Guy Fawkes Day is observed annually on Nov. 5 in commemoration of the rebel Englishman's demise.

Marking Nov. 5 as a day of global protest, hacker group Anonymous began its tribute on Sunday night by allegedly hacking a PayPal server and stealing 28,000 customer passwords, The Next Web reports. Anonymous announced the hack on Twitter, "linking to a set of Private Paste documents containing emails, names, and what appear to be possibly passwords from the payment service’s database," according to TNW.

The head of public relations for PayPal, however, denied the Anonymous attack, tweeting, "We're investigating this but to date we have been unable to find any evidence that validates this claim."

Security firm Symantec was also reportedly hacked and is currently investigating the situation, according to the BBC. The company has taken "each and every claim" of an attack on its systems seriously. "Our first priority is to make sure that any customer information remains protected," the company said in a statement to the BBC.

On Sunday night, NBC's website was hacked by an individual working under the username "pyknic," reported. Saturday Night Live, Jimmy Fallon and Jay Leno portals were hacked, as was NBC's main page.

The pages were defaced with scrolling text that read: “Remember The Fifth of November, The Gunpowder Treason and Plot. I know of no reason why the gunpowder treason should ever be forgot.” The rhyme refers to Guy Fawkes' failed attempt to blow up the House of Lords and kill King James I on Nov. 5, 1605.

Lady Gaga fansite was also hacked by "pyknic," BetaBeat reported.

Despite the hacker's allusion to Guy Fawkes, no definitive connection to Anonymous has been established, according to PC Mag.
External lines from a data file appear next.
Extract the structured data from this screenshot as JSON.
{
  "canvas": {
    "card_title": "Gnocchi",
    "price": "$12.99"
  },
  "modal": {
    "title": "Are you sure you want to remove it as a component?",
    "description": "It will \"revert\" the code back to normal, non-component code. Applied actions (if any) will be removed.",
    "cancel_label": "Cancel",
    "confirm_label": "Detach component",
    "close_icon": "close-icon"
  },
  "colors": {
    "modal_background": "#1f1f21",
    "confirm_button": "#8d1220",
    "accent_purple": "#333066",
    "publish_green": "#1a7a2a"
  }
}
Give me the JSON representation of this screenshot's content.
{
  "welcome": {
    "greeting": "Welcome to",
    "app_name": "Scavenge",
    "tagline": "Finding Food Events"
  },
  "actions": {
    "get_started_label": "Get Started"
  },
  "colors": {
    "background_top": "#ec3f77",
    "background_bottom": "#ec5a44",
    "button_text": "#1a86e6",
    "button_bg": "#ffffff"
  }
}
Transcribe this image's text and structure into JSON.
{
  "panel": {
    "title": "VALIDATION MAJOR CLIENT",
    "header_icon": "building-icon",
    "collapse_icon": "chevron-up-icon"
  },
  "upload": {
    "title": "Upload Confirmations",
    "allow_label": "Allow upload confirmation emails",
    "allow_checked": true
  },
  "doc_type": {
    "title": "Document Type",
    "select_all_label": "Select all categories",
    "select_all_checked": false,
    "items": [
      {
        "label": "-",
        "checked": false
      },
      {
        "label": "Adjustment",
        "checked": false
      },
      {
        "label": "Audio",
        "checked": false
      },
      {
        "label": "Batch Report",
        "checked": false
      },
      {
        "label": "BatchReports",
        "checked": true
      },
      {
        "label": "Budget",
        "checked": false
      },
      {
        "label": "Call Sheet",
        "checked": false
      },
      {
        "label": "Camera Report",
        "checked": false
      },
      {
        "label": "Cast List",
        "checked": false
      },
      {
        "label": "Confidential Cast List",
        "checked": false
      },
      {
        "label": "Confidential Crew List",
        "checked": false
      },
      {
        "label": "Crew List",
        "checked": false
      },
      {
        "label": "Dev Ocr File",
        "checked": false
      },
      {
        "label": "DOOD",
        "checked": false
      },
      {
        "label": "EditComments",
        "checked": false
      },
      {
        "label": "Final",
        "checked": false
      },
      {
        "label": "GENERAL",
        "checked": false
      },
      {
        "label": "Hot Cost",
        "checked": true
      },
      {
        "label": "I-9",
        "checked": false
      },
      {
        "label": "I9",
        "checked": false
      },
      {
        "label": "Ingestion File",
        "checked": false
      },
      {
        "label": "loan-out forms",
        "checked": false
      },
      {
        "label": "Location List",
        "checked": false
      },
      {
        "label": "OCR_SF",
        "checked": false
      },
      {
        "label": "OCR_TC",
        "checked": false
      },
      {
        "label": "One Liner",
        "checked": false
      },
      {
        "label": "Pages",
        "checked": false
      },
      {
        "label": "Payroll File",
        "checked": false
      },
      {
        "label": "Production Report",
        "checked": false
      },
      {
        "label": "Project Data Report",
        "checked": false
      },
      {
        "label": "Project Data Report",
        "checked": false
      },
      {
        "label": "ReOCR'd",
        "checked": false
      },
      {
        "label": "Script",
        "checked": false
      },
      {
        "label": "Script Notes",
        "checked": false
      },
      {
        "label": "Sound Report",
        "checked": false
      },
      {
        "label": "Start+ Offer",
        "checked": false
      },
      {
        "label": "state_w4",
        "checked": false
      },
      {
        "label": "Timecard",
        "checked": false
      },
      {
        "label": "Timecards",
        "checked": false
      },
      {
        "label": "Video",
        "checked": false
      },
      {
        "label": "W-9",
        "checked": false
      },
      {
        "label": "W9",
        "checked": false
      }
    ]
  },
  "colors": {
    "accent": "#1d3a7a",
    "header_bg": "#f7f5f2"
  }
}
Anonymous has more planned for its Nov. 5 international protests, including a “march, strike and protest” in front of the both the White House and the U.K.'s Parliament building Monday night to reenact the revolution scene from "V for Vendetta," TNW reported. Previously, Anonymous threatened to detonate a bomb in a government building and launch a full-scale attack on Zynga.